It said that the Philippines had completed the withdrawal even before the petitions were filed, with the acceptance of the United Nations Secretary General of the notice of withdrawal on March 17, 2018.
It, however, suggested guidelines for future cases.
Asked if anyone could bring a suit against the Philippine government to compel it to cooperate with any potential ICC probe on the basis of the Supreme Court's statements in this case, Santiago said it depends on what type of cooperation but ultimately, he said he doesn't think that that case is justiciable or worth looking into by the court.
Santiago, however, sees the decision from the Supreme Court as a "statement of fact" than a "victory."
"So, even if you withdraw, you had been bound by that Rome Statute. You withdraw in good faith based on the terms of that Rome Statute but you would also have to respect what has been stated in that provisions of the Rome Statute," he said.
Last week, Duterte said he may run for vice president in next year's elections to be immune from suit.
“Sabi ng batas, kung presidente ka, bise presidente ka, may immunity ka. Eh di tatakbo na lang ako na bise presidente.
(The law states that if you are president or vice president, you have immunity. If that is so, I will run as vice president.)

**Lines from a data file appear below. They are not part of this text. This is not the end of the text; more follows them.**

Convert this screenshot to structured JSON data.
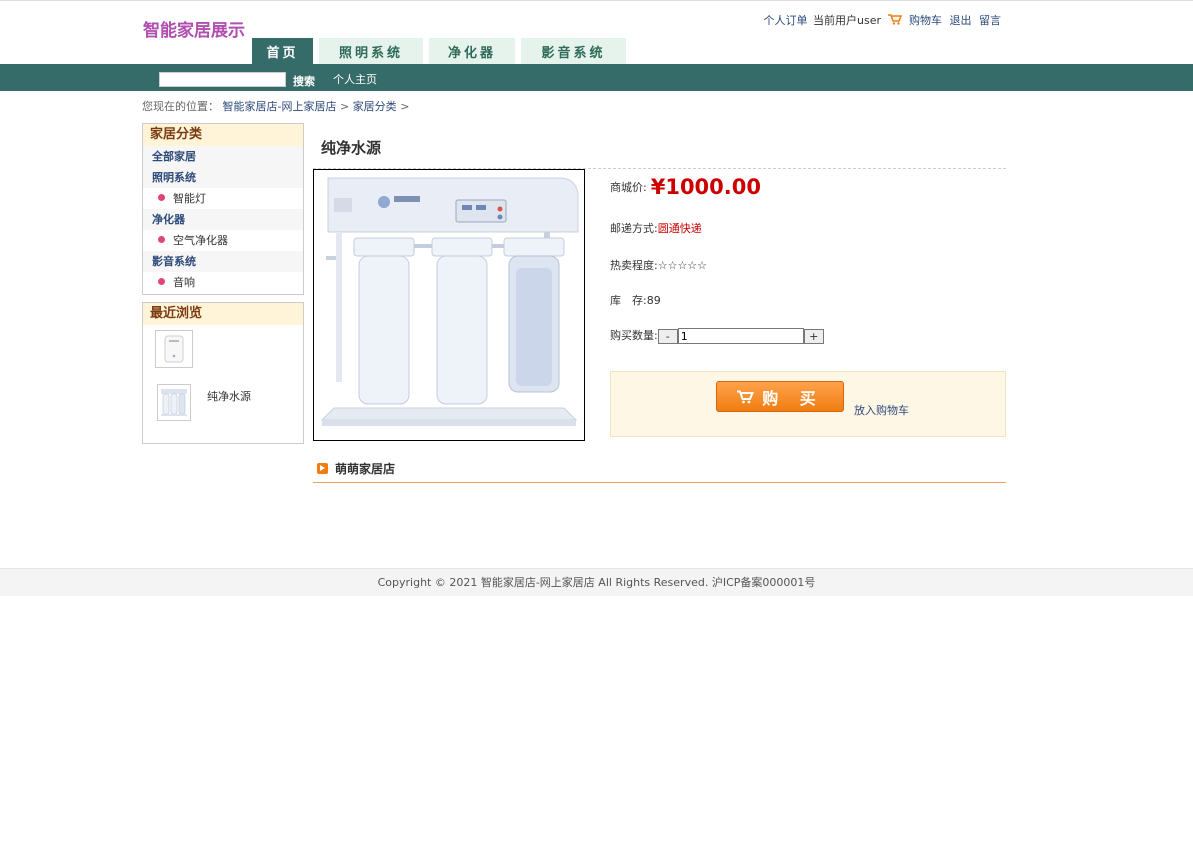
{
  "header": {
    "logo": "智能家居展示",
    "links": {
      "orders": "个人订单",
      "current_user_label": "当前用户",
      "username": "user",
      "cart": "购物车",
      "logout": "退出",
      "message": "留言"
    },
    "tabs": [
      {
        "label": "首页",
        "active": true
      },
      {
        "label": "照明系统",
        "active": false
      },
      {
        "label": "净化器",
        "active": false
      },
      {
        "label": "影音系统",
        "active": false
      }
    ]
  },
  "navbar": {
    "search_value": "",
    "search_label": "搜索",
    "home_label": "个人主页"
  },
  "breadcrumb": {
    "prefix": "您现在的位置：",
    "items": [
      "智能家居店-网上家居店",
      "家居分类"
    ],
    "sep": ">"
  },
  "sidebar": {
    "category_title": "家居分类",
    "rows": [
      {
        "type": "cat",
        "label": "全部家居"
      },
      {
        "type": "cat",
        "label": "照明系统"
      },
      {
        "type": "sub",
        "label": "智能灯"
      },
      {
        "type": "cat",
        "label": "净化器"
      },
      {
        "type": "sub",
        "label": "空气净化器"
      },
      {
        "type": "cat",
        "label": "影音系统"
      },
      {
        "type": "sub",
        "label": "音响"
      }
    ],
    "recent_title": "最近浏览",
    "recent": [
      {
        "name": ""
      },
      {
        "name": "纯净水源"
      }
    ]
  },
  "product": {
    "title": "纯净水源",
    "price_label": "商城价:",
    "price": "¥1000.00",
    "shipping_label": "邮递方式:",
    "shipping": "圆通快递",
    "hot_label": "热卖程度:",
    "hot_stars": "☆☆☆☆☆",
    "stock_label": "库　存:",
    "stock": "89",
    "qty_label": "购买数量:",
    "qty_value": "1",
    "qty_minus": "-",
    "qty_plus": "+",
    "buy_label": "购 买",
    "add_cart_label": "放入购物车"
  },
  "store": {
    "name": "萌萌家居店"
  },
  "footer": {
    "text": "Copyright © 2021 智能家居店-网上家居店 All Rights Reserved. 沪ICP备案000001号"
  },
  "colors": {
    "nav": "#356b68",
    "tab_inactive": "#e6f3ec",
    "logo": "#b04fb0",
    "price": "#cc0000",
    "accent_orange": "#f07d12"
  }
}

His claim has been debunked by experts as a vice president does not get immunity.